Batting with Virat Kohli at the Chinnaswamy Stadium on Saturday was one of the most enjoyable experiences of my cricket career. There are times when everything seems to work, when everything seems to go your way, and RCB’s match against the Gujarat Lions unfolded as one of those special occasions.
While Virat was unleashing a barrage of the most perfect strokes to all corners of the ground, I stood at the non-striker’s end and looked around the stadium, a seething cauldron of colour and noise, and felt blessed to have been put in this position.
The numbers tell their story.
Our partnership of 229 was the highest in the history of T20 cricket, beating the previous record of 215, set by Virat and me when we batted against Mumbai Indians in last year’s IPL. Virat’s century was his third in this year’s tournament. We managed to score 112 runs in the last five overs, comfortably beating the previous IPL record of 88 we scored against Mumbai last year.
Virat and I get along well. We understand each other, enjoy batting together and, I hope, bring out the best in each other. This was our fourth century partnership of IPL 9, even though I’m sure we would swap all of these stands for a few more wins for the team.
Before the match, we had spoken about the need to show calm energy, to take control of the game without getting excited, and I decided I would take an aggressive approach. It just felt right. Both the Lions’ wrist spinners missed their mark a couple of times, and that gave us the opportunity to create some momentum and get the scoreboard moving.
From then on, it was a question of reading the game and going with the flow, riding on the excitement of the crowd, taking advantage of anything fractionally short or fractionally wide, and building a total that would help us towards securing an important victory.

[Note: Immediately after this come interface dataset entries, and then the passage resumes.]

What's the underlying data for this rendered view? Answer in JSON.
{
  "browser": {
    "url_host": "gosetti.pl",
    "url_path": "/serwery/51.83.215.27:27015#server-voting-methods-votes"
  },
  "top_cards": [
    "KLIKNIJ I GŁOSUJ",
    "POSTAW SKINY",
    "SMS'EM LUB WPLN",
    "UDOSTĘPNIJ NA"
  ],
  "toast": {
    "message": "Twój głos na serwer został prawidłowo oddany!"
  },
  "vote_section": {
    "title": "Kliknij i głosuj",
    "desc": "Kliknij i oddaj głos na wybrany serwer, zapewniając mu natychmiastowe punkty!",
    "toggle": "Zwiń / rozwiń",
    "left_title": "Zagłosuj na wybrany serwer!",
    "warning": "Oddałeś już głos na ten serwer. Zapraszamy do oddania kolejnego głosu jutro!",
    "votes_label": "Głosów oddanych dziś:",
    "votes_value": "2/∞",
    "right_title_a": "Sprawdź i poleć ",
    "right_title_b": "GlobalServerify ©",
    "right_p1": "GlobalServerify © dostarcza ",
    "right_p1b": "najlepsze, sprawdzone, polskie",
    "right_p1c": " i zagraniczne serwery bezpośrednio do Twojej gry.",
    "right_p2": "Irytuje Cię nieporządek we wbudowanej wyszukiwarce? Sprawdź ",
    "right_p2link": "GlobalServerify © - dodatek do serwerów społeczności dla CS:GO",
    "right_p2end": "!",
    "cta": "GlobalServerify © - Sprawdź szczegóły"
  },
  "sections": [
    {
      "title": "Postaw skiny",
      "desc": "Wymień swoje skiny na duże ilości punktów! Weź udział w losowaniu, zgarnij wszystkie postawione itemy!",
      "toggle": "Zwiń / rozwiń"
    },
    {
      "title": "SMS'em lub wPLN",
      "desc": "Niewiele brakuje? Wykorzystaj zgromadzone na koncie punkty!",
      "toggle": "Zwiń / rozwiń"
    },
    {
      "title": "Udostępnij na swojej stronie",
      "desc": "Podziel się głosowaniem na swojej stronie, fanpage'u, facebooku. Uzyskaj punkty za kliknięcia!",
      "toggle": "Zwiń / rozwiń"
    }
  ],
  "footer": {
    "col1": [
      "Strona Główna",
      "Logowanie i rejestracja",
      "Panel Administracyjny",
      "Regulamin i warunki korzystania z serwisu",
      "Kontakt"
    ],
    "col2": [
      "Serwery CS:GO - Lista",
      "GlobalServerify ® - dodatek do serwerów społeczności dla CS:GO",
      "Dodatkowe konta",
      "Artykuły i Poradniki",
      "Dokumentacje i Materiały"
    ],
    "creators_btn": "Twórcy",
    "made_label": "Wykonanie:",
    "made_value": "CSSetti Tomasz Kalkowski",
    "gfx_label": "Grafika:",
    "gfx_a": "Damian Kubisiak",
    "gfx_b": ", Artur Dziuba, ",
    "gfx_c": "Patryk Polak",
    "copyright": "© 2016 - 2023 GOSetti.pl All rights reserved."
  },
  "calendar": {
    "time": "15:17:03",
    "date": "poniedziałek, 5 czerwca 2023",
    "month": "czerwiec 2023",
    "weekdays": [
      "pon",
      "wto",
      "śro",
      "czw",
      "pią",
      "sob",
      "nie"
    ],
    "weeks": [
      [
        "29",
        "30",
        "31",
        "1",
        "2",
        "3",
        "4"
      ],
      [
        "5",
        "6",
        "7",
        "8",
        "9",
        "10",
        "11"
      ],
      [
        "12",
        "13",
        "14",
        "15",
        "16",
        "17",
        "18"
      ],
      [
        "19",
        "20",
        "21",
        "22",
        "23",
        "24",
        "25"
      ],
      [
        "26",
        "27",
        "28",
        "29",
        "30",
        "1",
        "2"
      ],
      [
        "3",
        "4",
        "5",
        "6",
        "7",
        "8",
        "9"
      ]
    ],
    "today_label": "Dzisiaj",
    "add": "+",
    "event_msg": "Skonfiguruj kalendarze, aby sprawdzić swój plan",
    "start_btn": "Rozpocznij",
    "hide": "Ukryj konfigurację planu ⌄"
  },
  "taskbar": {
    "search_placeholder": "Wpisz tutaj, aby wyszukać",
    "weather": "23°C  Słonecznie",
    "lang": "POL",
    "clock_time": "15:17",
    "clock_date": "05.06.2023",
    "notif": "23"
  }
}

Virat has said some kind words about me in recent weeks, and that means a lot. However, in my view, the quality of his stroke play and amazing consistency combine to make him the best batsman in the world.